Professor John Wright, Chief Investigator at the Born in Bradford project (pictured top), the world’s largest and longest-running social study, which is tracking 30,000 children as they age, said: “How important is physical activity? We can see the roots of inequality emerging in childhood, so we need to start early.” 

Mark Mon-Williams, who also works on the Born in Bradford project and who is Professor of Psychology at the Bradford Institute of Health Research (whose main affiliation is with the University of Leeds), told the conference: “The reality is if you are born near Bradford Royal Infirmary, you are likely to die 10 years earlier than if you were born in Wharfedale. This is unacceptable in the UK in 2024. 

“All the data shows children born into poorer families are 13 times more likely to have poorer health outcomes by the age of 70. It is absolutely imperative we start to support young people and change the systems to enable them to live healthy and prosperous lives.” 

University of Bradford health report

According to a recent Child of the North and Centre for Young Lives report led by the University of Bradford, poor health costs the UK £7.4bn a year.  

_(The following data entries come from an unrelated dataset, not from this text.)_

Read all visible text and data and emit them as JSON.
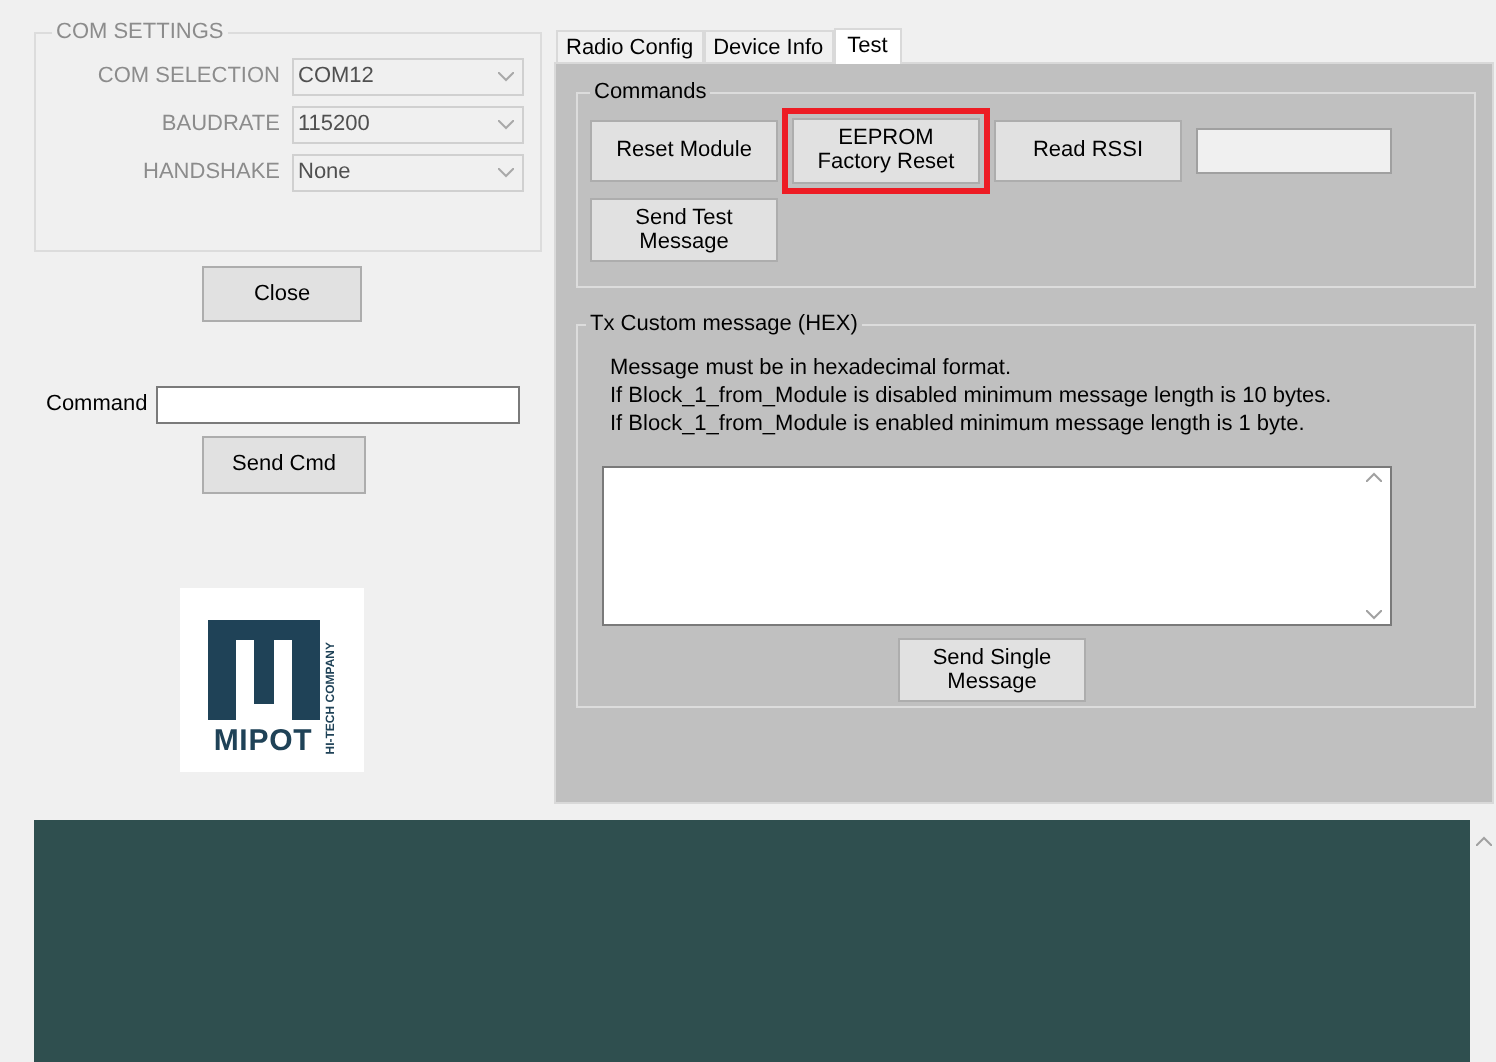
{
  "com_settings": {
    "title": "COM SETTINGS",
    "disabled": true,
    "fields": [
      {
        "label": "COM SELECTION",
        "value": "COM12"
      },
      {
        "label": "BAUDRATE",
        "value": "115200"
      },
      {
        "label": "HANDSHAKE",
        "value": "None"
      }
    ]
  },
  "close_button": "Close",
  "command": {
    "label": "Command"
  },
  "send_cmd_button": "Send Cmd",
  "logo": {
    "name": "MIPOT",
    "tagline": "HI-TECH COMPANY"
  },
  "tabs": [
    {
      "label": "Radio Config",
      "selected": false
    },
    {
      "label": "Device Info",
      "selected": false
    },
    {
      "label": "Test",
      "selected": true
    }
  ],
  "commands": {
    "title": "Commands",
    "buttons": [
      {
        "label": "Reset Module",
        "highlighted": false
      },
      {
        "label": "EEPROM Factory Reset",
        "highlighted": true
      },
      {
        "label": "Read RSSI",
        "highlighted": false
      }
    ],
    "send_test_button": "Send Test Message"
  },
  "tx_custom": {
    "title": "Tx Custom message (HEX)",
    "notes": [
      "Message must be in hexadecimal format.",
      "If Block_1_from_Module is disabled minimum message length is 10 bytes.",
      "If Block_1_from_Module is enabled minimum message length is 1 byte."
    ],
    "send_button": "Send Single Message"
  }
}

Ann Longfield CBE, who wrote the foreword to that report, told the conference: “We know children are struggling to stay healthy as they grow up. There is a lack of places to play, children [are] often struggling with weight issues and that’s something that has to change. Schools are at the heart of a whole reset that needs to happen.” 

British entrepreneur and children's welfare campaigner Paul Lindley OBE said: “We know not enough children take 60 minutes of physical activity per day, that break times in schools have been reduced by 60 minutes a week over the last generation, that it’s difficult for children to have five fruits and veg a day, so we are about making travel to school more active and meal times more appealing.” 

University of Bradford Vice-Chancellor Professor Shirley Congdon noted: “The University of Bradford is laser focused on making a difference but in order to deliver a whole-systems change, you need a whole-systems approach, which means we have to share our successes. We know research really matters. Despite the current funding challenges facing HE, one thing we cannot stop doing is working together.” 

Dr Andrew Daly-Smith

Pictured above: Dr Andrew Daly-Smith

Groundswell of support

Conference co-organiser Dr Anna Chalkley, from the University of Bradford, said the conference had been a huge success, adding she hoped it would foster long-term change. 

“A year ago, we were thinking about organising this conference and we were wondering how many people would come. To have 300 delegates from across the globe, including teachers, national partners and researchers gives us a unique opportunity to evolve our thinking about what whole- school physical activity really is. This will help us influence leaders not just in the UK but also internationally.” 

Learning shared at the conference will be synthesised and translated into a policy brief for Government to help value and prioritise a whole school approach to physical activity for children and young people.